### ENTRIES SHOWN ###

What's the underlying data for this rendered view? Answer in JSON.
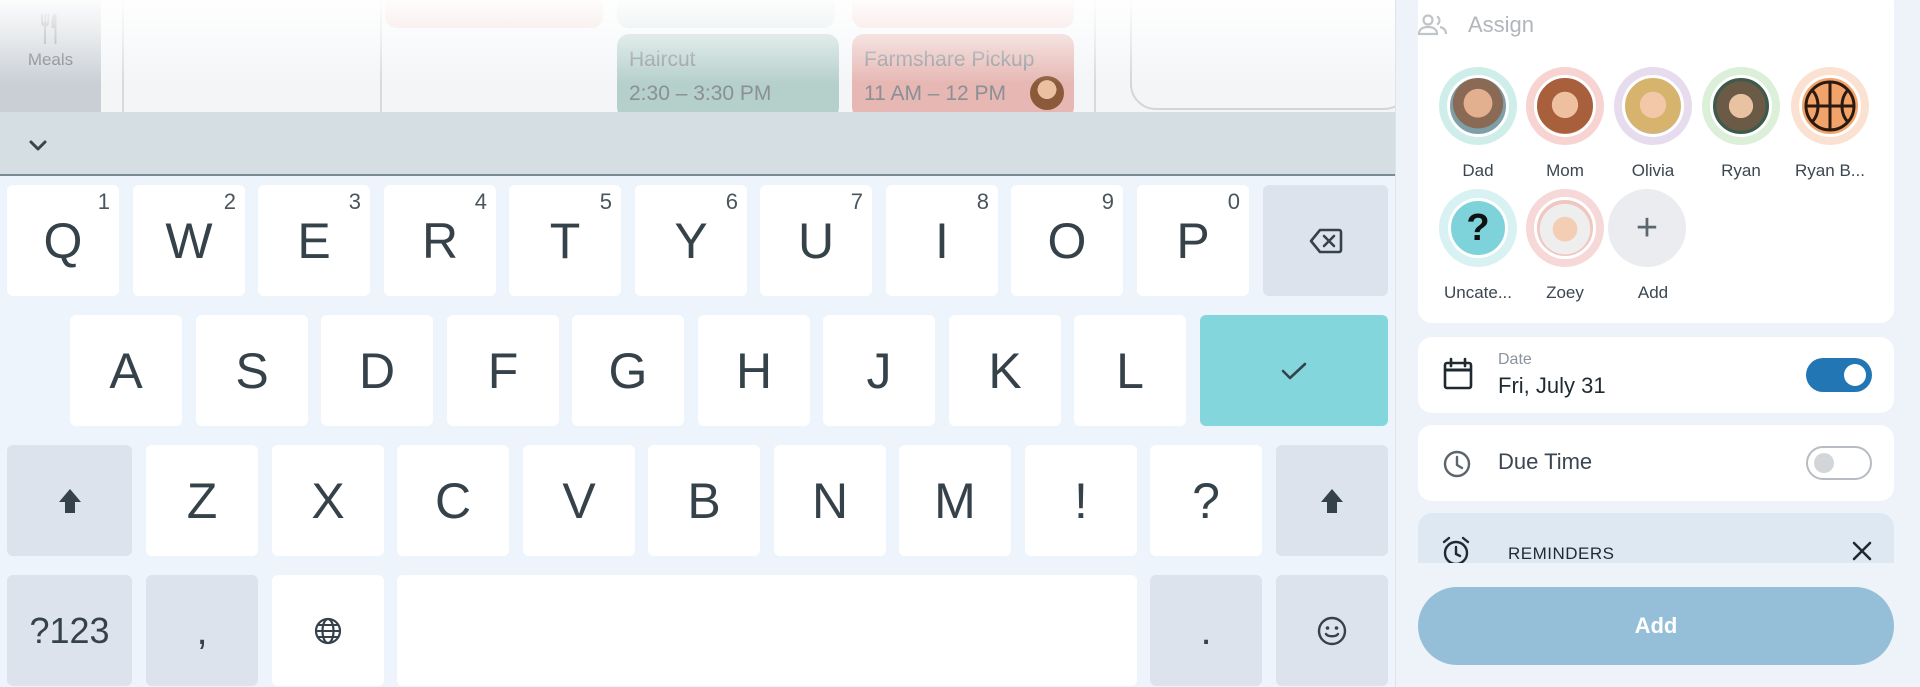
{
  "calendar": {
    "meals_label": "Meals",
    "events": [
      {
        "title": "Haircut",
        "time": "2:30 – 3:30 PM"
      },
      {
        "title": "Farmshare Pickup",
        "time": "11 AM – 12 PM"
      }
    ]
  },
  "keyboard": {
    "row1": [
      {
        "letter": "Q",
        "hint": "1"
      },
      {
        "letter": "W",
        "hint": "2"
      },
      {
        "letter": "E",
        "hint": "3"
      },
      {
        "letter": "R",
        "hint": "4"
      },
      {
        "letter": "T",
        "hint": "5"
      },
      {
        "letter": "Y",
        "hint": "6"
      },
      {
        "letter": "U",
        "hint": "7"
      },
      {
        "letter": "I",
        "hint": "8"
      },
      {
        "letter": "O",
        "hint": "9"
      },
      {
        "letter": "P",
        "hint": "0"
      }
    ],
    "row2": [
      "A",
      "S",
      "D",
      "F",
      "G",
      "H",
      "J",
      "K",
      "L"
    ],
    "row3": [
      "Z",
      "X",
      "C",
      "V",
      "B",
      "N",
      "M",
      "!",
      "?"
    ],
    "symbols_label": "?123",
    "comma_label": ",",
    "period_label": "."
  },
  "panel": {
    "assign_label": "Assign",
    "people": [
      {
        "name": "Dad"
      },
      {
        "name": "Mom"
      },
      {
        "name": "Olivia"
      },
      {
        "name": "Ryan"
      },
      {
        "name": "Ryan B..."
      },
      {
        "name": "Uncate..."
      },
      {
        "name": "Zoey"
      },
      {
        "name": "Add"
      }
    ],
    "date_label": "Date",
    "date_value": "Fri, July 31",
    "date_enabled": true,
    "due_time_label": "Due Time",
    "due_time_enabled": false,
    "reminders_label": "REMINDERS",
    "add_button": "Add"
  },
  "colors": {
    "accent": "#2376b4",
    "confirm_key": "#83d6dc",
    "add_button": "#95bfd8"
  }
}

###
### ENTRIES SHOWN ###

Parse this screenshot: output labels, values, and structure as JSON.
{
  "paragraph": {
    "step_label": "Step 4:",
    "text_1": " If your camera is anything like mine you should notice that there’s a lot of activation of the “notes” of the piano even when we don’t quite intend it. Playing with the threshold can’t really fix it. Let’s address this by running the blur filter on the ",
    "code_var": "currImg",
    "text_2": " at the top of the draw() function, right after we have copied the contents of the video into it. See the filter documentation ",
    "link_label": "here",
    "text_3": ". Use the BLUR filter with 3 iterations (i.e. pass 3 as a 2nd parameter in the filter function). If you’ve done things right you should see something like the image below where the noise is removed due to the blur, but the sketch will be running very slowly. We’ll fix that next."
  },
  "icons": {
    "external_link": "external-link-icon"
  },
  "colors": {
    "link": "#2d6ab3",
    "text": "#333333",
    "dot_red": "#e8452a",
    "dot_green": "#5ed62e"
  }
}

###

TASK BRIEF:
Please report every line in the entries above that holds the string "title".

SOLUTION TO THIS TASK:
        "title": "Haircut",
        "title": "Farmshare Pickup",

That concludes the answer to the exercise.